- **Directions**: Scan the lines below for the word "Температура". Copy each line you find it in.

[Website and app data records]
=== Section Start ===

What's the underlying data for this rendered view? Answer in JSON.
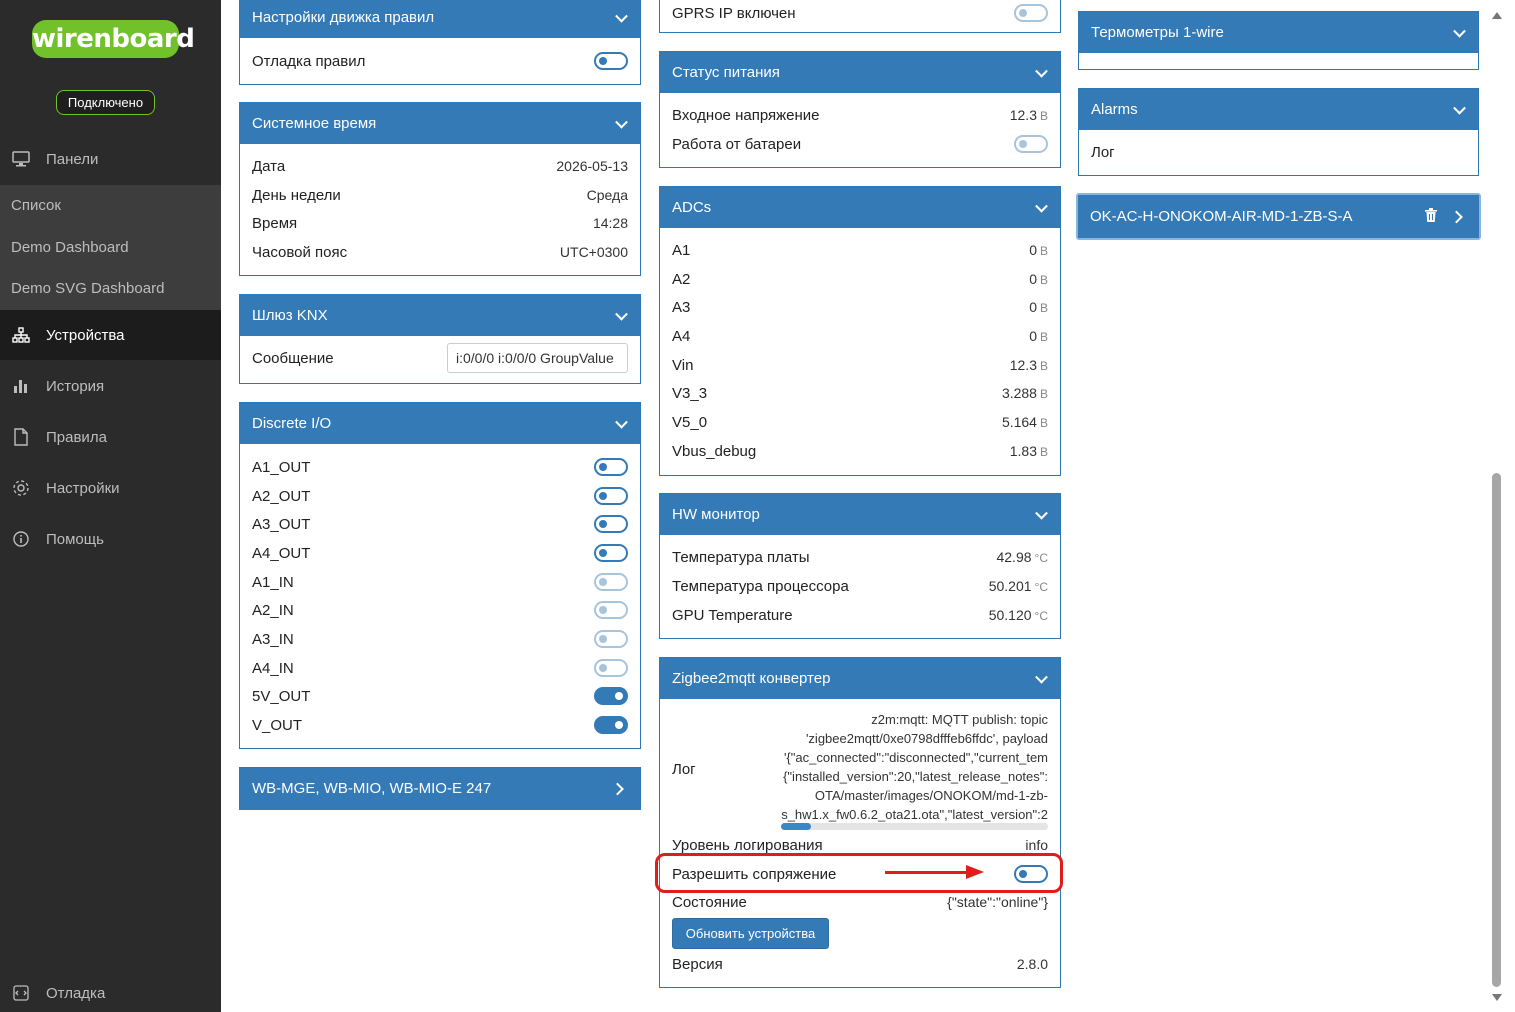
{
  "sidebar": {
    "logo": "wirenboard",
    "status": "Подключено",
    "nav": {
      "panels": "Панели",
      "devices": "Устройства",
      "history": "История",
      "rules": "Правила",
      "settings": "Настройки",
      "help": "Помощь",
      "debug": "Отладка"
    },
    "submenu": [
      "Список",
      "Demo Dashboard",
      "Demo SVG Dashboard"
    ]
  },
  "col1": {
    "rules_engine": {
      "title": "Настройки движка правил",
      "debug_label": "Отладка правил"
    },
    "system_time": {
      "title": "Системное время",
      "rows": [
        {
          "label": "Дата",
          "value": "2026-05-13"
        },
        {
          "label": "День недели",
          "value": "Среда"
        },
        {
          "label": "Время",
          "value": "14:28"
        },
        {
          "label": "Часовой пояс",
          "value": "UTC+0300"
        }
      ]
    },
    "knx": {
      "title": "Шлюз KNX",
      "message_label": "Сообщение",
      "message_value": "i:0/0/0 i:0/0/0 GroupValue"
    },
    "discrete_io": {
      "title": "Discrete I/O",
      "rows": [
        {
          "label": "A1_OUT",
          "state": "off"
        },
        {
          "label": "A2_OUT",
          "state": "off"
        },
        {
          "label": "A3_OUT",
          "state": "off"
        },
        {
          "label": "A4_OUT",
          "state": "off"
        },
        {
          "label": "A1_IN",
          "state": "disabled"
        },
        {
          "label": "A2_IN",
          "state": "disabled"
        },
        {
          "label": "A3_IN",
          "state": "disabled"
        },
        {
          "label": "A4_IN",
          "state": "disabled"
        },
        {
          "label": "5V_OUT",
          "state": "on"
        },
        {
          "label": "V_OUT",
          "state": "on"
        }
      ]
    },
    "wb_mge": {
      "title": "WB-MGE, WB-MIO, WB-MIO-E 247"
    }
  },
  "col2": {
    "gprs_partial": "GPRS IP включен",
    "power": {
      "title": "Статус питания",
      "input_voltage_label": "Входное напряжение",
      "input_voltage_value": "12.3",
      "unit": "В",
      "battery_label": "Работа от батареи"
    },
    "adcs": {
      "title": "ADCs",
      "unit": "В",
      "rows": [
        {
          "label": "A1",
          "value": "0"
        },
        {
          "label": "A2",
          "value": "0"
        },
        {
          "label": "A3",
          "value": "0"
        },
        {
          "label": "A4",
          "value": "0"
        },
        {
          "label": "Vin",
          "value": "12.3"
        },
        {
          "label": "V3_3",
          "value": "3.288"
        },
        {
          "label": "V5_0",
          "value": "5.164"
        },
        {
          "label": "Vbus_debug",
          "value": "1.83"
        }
      ]
    },
    "hw": {
      "title": "HW монитор",
      "unit": "°C",
      "rows": [
        {
          "label": "Температура платы",
          "value": "42.98"
        },
        {
          "label": "Температура процессора",
          "value": "50.201"
        },
        {
          "label": "GPU Temperature",
          "value": "50.120"
        }
      ]
    },
    "zigbee": {
      "title": "Zigbee2mqtt конвертер",
      "log_label": "Лог",
      "log_lines": [
        "z2m:mqtt: MQTT publish: topic",
        "'zigbee2mqtt/0xe0798dfffeb6ffdc', payload",
        "'{\"ac_connected\":\"disconnected\",\"current_tem",
        "{\"installed_version\":20,\"latest_release_notes\":",
        "OTA/master/images/ONOKOM/md-1-zb-",
        "s_hw1.x_fw0.6.2_ota21.ota\",\"latest_version\":2"
      ],
      "log_level_label": "Уровень логирования",
      "log_level_value": "info",
      "permit_join_label": "Разрешить сопряжение",
      "state_label": "Состояние",
      "state_value": "{\"state\":\"online\"}",
      "update_button": "Обновить устройства",
      "version_label": "Версия",
      "version_value": "2.8.0"
    }
  },
  "col3": {
    "thermometers": {
      "title": "Термометры 1-wire"
    },
    "alarms": {
      "title": "Alarms",
      "log_label": "Лог"
    },
    "device": {
      "title": "OK-AC-H-ONOKOM-AIR-MD-1-ZB-S-A"
    }
  },
  "colors": {
    "accent": "#337ab7",
    "brand": "#71c12b",
    "highlight": "#e21b1b"
  }
}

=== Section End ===

- **Solution to the exercise**:
          "label": "Температура платы",
          "label": "Температура процессора",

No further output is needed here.